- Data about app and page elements
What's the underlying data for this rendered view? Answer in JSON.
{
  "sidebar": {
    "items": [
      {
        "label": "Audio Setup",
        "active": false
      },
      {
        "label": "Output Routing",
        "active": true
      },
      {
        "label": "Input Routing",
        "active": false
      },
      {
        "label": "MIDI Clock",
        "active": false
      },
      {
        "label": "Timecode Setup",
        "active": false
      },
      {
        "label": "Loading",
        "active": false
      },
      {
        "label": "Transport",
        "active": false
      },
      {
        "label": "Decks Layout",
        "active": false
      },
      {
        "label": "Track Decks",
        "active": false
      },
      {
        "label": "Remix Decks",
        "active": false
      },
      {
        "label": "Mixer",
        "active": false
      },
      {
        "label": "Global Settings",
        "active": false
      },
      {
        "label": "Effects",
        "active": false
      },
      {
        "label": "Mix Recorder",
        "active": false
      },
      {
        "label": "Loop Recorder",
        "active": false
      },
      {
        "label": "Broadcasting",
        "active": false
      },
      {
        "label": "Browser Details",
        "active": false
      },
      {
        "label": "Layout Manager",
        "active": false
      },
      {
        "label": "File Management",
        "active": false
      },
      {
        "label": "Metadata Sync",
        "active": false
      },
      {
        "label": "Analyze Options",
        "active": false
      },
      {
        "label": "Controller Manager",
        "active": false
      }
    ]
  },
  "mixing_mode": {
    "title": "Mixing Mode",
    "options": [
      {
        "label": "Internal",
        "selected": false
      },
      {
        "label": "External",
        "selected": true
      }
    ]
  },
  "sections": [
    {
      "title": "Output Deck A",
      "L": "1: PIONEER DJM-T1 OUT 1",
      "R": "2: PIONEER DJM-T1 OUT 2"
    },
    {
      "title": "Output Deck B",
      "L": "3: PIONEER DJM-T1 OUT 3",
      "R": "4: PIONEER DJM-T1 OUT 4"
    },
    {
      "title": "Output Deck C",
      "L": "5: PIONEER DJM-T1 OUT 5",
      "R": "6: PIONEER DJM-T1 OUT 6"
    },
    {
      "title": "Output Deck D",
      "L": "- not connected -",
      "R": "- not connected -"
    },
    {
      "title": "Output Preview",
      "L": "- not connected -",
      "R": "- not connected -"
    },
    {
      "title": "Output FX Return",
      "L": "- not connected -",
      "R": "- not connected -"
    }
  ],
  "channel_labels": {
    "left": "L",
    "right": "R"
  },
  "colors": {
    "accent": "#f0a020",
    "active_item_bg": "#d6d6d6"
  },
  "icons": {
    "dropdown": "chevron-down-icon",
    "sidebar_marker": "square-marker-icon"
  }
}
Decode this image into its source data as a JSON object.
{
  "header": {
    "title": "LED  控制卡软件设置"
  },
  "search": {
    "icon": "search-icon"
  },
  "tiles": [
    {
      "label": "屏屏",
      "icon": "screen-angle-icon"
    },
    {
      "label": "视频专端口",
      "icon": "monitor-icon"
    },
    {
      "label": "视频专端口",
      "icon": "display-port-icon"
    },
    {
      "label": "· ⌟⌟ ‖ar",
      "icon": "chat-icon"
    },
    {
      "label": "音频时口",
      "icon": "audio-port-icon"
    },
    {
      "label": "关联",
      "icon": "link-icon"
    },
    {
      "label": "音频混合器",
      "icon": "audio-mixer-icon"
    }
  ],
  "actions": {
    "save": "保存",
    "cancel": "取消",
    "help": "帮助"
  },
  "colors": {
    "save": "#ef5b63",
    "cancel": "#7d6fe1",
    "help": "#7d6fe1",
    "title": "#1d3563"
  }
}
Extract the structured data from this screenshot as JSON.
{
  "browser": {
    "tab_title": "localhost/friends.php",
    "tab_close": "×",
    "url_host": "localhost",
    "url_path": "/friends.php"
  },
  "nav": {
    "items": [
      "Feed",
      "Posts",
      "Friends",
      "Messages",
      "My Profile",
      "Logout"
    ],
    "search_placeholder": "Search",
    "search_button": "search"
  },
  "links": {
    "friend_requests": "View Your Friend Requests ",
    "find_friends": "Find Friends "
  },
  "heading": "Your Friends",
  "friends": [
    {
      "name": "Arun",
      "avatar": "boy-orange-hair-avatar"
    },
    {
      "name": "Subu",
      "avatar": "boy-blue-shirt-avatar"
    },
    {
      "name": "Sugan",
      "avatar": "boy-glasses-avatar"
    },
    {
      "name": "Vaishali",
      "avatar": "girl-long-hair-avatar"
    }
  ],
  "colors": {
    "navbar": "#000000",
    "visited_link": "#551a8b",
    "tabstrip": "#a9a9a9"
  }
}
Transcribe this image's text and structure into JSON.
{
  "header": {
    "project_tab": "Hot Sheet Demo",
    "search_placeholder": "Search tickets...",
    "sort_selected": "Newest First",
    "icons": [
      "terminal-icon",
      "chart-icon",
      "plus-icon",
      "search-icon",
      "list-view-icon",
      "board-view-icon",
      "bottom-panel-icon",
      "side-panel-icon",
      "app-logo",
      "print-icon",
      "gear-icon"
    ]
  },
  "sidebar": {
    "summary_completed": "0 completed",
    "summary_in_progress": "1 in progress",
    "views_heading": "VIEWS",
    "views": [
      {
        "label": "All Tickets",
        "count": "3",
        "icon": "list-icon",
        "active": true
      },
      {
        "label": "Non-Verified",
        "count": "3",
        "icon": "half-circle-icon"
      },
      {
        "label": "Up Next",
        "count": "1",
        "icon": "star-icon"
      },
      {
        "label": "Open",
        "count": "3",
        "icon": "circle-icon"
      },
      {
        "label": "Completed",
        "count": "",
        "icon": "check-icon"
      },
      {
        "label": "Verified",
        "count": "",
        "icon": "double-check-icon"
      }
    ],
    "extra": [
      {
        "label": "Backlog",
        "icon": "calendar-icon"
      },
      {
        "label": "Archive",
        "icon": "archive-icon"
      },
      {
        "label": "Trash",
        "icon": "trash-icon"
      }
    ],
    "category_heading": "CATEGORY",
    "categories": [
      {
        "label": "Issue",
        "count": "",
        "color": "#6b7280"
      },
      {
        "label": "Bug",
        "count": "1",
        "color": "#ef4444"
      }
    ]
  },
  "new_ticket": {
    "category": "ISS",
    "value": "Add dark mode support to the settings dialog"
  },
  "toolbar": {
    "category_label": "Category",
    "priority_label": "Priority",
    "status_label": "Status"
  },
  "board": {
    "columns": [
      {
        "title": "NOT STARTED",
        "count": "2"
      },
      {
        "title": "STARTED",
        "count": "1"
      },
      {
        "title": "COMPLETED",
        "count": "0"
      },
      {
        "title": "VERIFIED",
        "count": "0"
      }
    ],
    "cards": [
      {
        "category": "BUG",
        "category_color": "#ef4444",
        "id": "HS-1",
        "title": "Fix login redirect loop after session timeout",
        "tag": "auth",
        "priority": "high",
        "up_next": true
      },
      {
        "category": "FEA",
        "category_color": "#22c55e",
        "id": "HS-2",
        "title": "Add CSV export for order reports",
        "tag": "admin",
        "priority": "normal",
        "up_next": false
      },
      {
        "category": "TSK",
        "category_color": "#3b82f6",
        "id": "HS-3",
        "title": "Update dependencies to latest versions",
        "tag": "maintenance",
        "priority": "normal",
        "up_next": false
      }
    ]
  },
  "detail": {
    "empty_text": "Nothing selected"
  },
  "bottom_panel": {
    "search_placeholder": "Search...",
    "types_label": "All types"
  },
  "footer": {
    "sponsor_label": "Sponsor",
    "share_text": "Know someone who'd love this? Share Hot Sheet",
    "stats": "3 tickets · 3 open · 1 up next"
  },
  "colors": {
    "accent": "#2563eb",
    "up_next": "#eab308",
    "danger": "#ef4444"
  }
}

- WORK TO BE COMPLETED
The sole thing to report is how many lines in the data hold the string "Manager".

- RESULT OF THE TASK
2